While sitting in the waiting room lobby, Matt Bellina began Googling his symptoms: cramping hands, twitching arms, stiffness in his legs. Before he was called back for his EMG, he came to the conclusion that he had ALS.
His doctors, however, hoped differently. “They were like, ‘Well, you don’t meet all the criteria. So maybe it’s not that and maybe it is.’ And there was a lot of back and forth for literally another 17 months. But by the time I was actually formerly diagnosed, I knew for sure,” said Bellina.
ALS, otherwise known as Lou Gehrig’s disease, attacks nerve cells in the brain and spinal cord, causing those with ALS to lose control of their muscles.
Bellina was officially diagnosed on April 9, 2014. According to ALS.net, a non-profit organization where Bellina is an ambassador, most ALS patients live 2 to 5 years after their diagnosis. But, two years after his diagnosis, Bellina is not only an ambassador for ALS research, but a father of two boys and the founder of Matt’s Mission at Newtown Athletic Club.
Nine months after Bellina and his family started working out at Newtown Athletic Club in Newtown, Pennsylvania, Bellina asked the owner if they would be interested in fundraising for ALS.net. It turned out, the club was already fundraising for Augie’s Quest.
Augie Nieto, the co-founder of equipment manufacturer Life Fitness, who was diagnosed with ALS in 2005, started Augie’s Quest. Newtown Athletic Club told Bellina if he wanted to get involved, they could “make it really big.”
Linda Mitchell, the director of public relations of Newtown Athletic Club, came up with Matt’s Mission as the vehicle for Newtown Athletic Club to raise money for Augie’s Quest.
In 2015, their goal was to raise $50,000, which Bellina did not think would be possible. With the help of the members and Newtown Athletic Club founder Jim Worthington, they raised $180,000, which is 10 percent of the total amount raised for Augie’s Quest by IHRSA clubs in 2015.
“The members are so generous,” said Bellina. “Obviously, the owner, Jim, is super generous. And then this year, just this last fall, another member was diagnosed, so they decided to hit it hard again. And so far, we’ve raised $100,000 this year, in the last 2.5 months.
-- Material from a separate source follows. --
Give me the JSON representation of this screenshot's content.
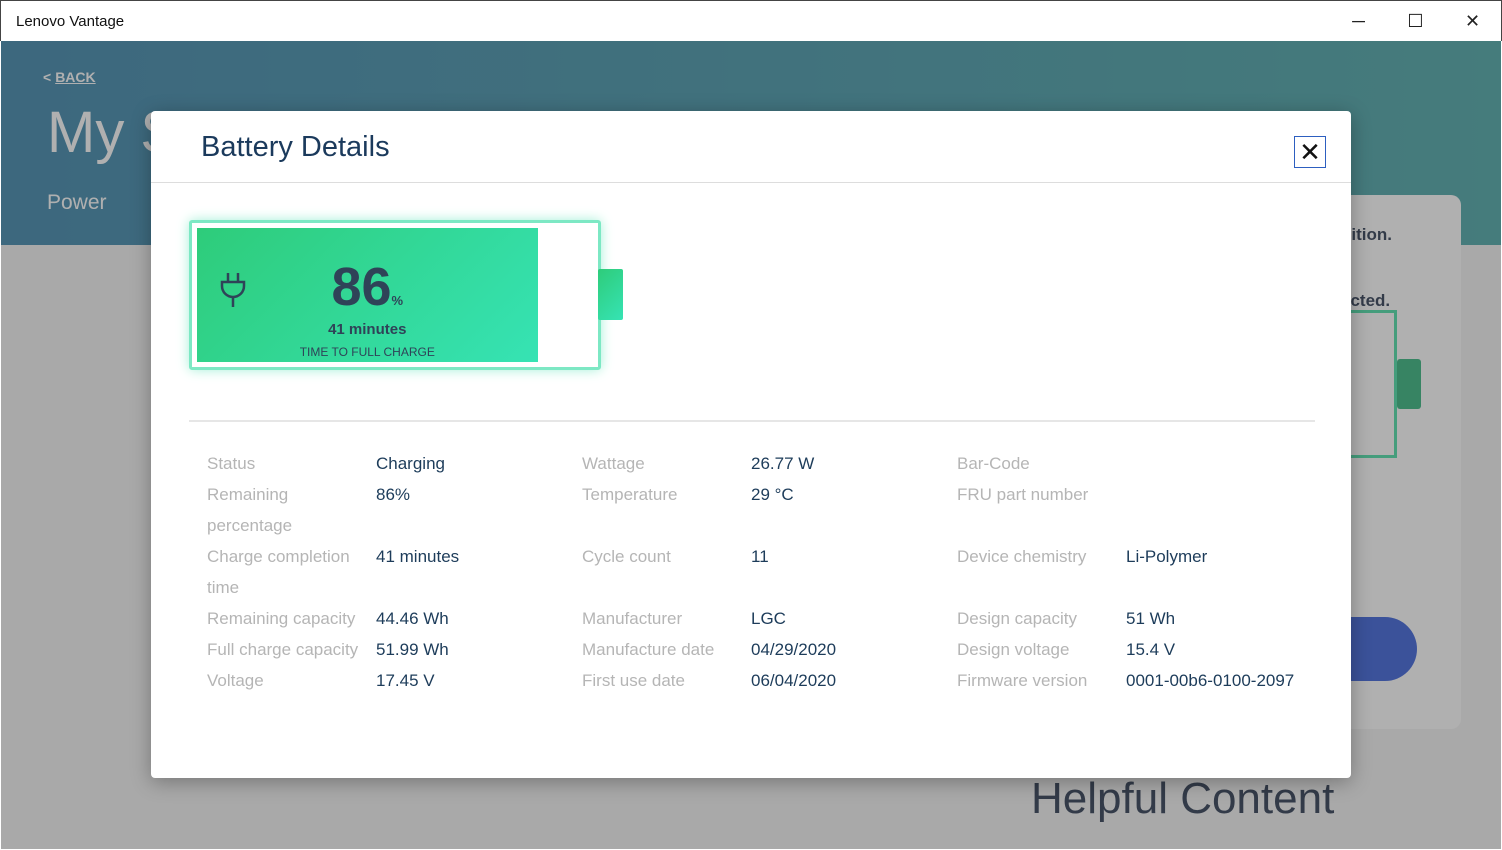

And we’re going to keep going. Who knows where it might go.”
And he has hope that he himself will beat this disease. According to Bellina, ALS is not incurable, it’s underfunded.
He encourages health clubs to not only partner with Augie’s Quest to help raise funds for ALS research, but to also support their members with the disease.
“I think that making them feel like they’re a part of the community, like the NAC has to me, [is important],” said Bellina. “Making them feel like they’re still valued members of the club. I mean, it’s hard when your muscles are wasting away, going to the gym and seeing everybody working out. That has just made me slow down and realize what I am doing is still valuable. Even if I’m not bench-pressing 300 pounds, I’m still setting goals and working toward them. I think if a club can help an ALS patient do that, then we’re on the right track to getting where we need to be.”
To find out how you can support Augie’s Quest, visit page 72 for a special feature on Team Quest4ALS.